  3. ^ a b McCormack, Clifford Mark. Palace and Temple, Walter de Gruyter, 2002, ISBN 9783110172775
  4. ^ a b c Encyclopædia Biblica, Vol.4, (Thomas Kelly Cheyne, John Sutherland Black, eds.), A. and C. Black, 1903
  5. ^ "K. C. Hanson's Collection of Mesopotamian Documents". K.C.Hanson. Retrieved 23 November 2014. 
  6. ^ 2:70, 6:17, 8:25, 10:5
  7. ^ 7:37, 12:47
  8. ^ 2:26
  9. ^ 2:14, 22 and 36
  10. ^ "Wesley's Notes on the Bible" II Chronicles 32
  11. ^ The legends of the Jews, Volume 6 By Louis Ginzberg, Henrietta Szold, Paul Radin. Retrieved 23 November 2014. 
  12. ^ "Adam Clarke's Commentary - 2 Chronicles 32". Retrieved 23 November 2014. 
  13. ^ J.N.D. Kelly, Early Christian Doctrines, 5th ed., HarperOne, 1978, p. 11.
  14. ^ Jewish Antiquities. Retrieved 23 November 2014. 
  15. ^ Harmansah, Ömũr. "Sennacherib and Nineveh", The Archeology of Mesopatamia, The Joukowsky Institute of Archaeology, Brown University
  16. ^ von Soden, Wolfram. (1985). The Ancient Orient: An Introduction to the Study of the Ancient Near East. (pp.58). Grand Rapids: Erdman's Publishing Company.
  17. ^ Stephanie Dalley, The Mystery of the Hanging Garden of Babylon: an elusive World Wonder traced, OUP (2013) ISBN 978-0-19-966226-5
  18. ^ Stephanie Dalley and John Peter Oleson (January 2003). "Sennacherib, Archimedes, and the Water Screw: The Context of Invention in the Ancient World", Technology and Culture 44 (1).
  19. ^ Dalley, Stephanie (2008). Esther's revenge at Susa: from Sennacherib to Ahasuerus. Oxford; New York: Oxford University Press. pp. 64–66. ISBN 0-19-921663-0. 
  20. ^ "The British Museum: Sennacherib, king of Assyria (704-681 BC)". Retrieved 23 November 2014. 
  21. ^ "The Destruction of Sennacherib", Poetry Foundation

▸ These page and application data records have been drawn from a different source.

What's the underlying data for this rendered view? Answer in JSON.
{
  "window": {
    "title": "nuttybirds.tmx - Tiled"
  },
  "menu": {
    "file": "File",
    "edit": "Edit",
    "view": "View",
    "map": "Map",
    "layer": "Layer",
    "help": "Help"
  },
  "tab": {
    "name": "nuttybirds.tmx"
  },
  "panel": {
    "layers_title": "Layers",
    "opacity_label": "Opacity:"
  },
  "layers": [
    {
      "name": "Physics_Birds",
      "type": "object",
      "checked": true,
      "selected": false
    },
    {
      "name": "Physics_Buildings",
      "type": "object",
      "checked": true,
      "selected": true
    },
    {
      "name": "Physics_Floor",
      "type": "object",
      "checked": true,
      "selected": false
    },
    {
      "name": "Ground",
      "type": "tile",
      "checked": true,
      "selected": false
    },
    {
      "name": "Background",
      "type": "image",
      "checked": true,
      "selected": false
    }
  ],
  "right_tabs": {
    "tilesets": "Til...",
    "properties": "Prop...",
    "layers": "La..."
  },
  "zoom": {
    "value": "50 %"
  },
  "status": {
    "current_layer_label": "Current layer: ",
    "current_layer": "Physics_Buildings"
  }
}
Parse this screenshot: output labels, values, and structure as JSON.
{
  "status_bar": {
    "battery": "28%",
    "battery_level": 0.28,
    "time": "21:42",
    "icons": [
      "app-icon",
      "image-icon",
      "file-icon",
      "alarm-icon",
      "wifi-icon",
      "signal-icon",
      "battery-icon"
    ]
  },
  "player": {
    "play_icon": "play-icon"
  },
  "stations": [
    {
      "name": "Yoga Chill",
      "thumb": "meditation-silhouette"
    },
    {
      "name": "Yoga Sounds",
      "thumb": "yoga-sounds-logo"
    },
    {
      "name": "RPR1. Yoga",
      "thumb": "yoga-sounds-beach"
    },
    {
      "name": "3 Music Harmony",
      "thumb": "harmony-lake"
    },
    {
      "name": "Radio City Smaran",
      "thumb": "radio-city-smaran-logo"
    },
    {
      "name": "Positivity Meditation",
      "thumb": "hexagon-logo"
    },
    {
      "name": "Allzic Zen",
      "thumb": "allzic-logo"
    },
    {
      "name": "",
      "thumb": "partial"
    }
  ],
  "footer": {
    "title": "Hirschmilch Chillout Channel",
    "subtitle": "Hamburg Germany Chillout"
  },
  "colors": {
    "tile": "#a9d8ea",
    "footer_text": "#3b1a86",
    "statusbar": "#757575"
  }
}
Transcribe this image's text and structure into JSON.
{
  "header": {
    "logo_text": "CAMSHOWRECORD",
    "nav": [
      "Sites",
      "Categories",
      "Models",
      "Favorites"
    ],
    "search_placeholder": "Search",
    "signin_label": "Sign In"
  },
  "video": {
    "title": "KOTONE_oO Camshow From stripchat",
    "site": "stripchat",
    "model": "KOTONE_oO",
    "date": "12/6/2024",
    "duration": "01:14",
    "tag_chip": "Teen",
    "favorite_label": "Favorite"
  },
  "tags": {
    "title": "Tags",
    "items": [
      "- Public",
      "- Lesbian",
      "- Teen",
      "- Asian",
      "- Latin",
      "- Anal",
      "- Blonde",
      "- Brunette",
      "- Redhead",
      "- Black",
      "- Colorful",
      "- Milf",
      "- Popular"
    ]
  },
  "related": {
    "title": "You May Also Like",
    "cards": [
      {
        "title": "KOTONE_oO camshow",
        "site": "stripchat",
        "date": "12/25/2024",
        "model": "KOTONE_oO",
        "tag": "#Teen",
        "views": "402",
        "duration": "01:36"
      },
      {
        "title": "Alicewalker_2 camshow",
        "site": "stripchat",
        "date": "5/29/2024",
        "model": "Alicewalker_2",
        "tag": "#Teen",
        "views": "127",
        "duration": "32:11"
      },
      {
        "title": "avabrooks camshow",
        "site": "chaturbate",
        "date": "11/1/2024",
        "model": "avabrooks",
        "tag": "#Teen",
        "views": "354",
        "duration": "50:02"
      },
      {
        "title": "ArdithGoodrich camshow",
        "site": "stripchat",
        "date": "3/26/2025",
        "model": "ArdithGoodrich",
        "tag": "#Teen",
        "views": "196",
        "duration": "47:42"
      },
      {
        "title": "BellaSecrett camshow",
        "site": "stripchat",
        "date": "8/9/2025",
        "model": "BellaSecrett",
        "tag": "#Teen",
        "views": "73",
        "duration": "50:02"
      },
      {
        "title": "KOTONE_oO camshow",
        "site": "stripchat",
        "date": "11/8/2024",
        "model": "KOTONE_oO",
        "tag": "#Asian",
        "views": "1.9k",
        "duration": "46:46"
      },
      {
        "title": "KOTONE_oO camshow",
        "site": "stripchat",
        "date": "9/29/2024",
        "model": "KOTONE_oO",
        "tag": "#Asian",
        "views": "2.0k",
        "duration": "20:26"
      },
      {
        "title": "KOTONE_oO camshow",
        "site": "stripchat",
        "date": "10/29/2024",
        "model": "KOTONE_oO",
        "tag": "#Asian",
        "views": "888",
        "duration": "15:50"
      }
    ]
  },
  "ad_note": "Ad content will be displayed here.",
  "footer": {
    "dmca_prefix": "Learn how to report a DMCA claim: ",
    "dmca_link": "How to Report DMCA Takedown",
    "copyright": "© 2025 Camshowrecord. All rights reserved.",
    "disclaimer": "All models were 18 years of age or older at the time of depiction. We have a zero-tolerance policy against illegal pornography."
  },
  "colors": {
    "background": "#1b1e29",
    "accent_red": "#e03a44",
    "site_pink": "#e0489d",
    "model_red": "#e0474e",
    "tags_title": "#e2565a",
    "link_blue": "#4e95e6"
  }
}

Further reading[edit]

  • [1] Daniel David Luckenbill, The Annals of Sennacherib, Oriental Institute Publications 2, University of Chicago Press, 1924
  • Edwards – The Cambridge ancient history volume III part 2, 2nd edition, pp. 103–119.
  • Faust, Avraham, "Settlement and Demography in Seventh-Century Judah and the Extent and Intensity of Sennacherib's Campaign," Palestine Exploration Quarterly, 140,3 (2008), 168-194.

External links[edit]

Preceded by
Sargon II
King of Babylon
705 – 703 BC
Succeeded by
Marduk-zakir-shumi II
King of Assyria
705 – 681 BC
Succeeded by
Preceded by
King of Babylon
689 – 681 BC
Succeeded by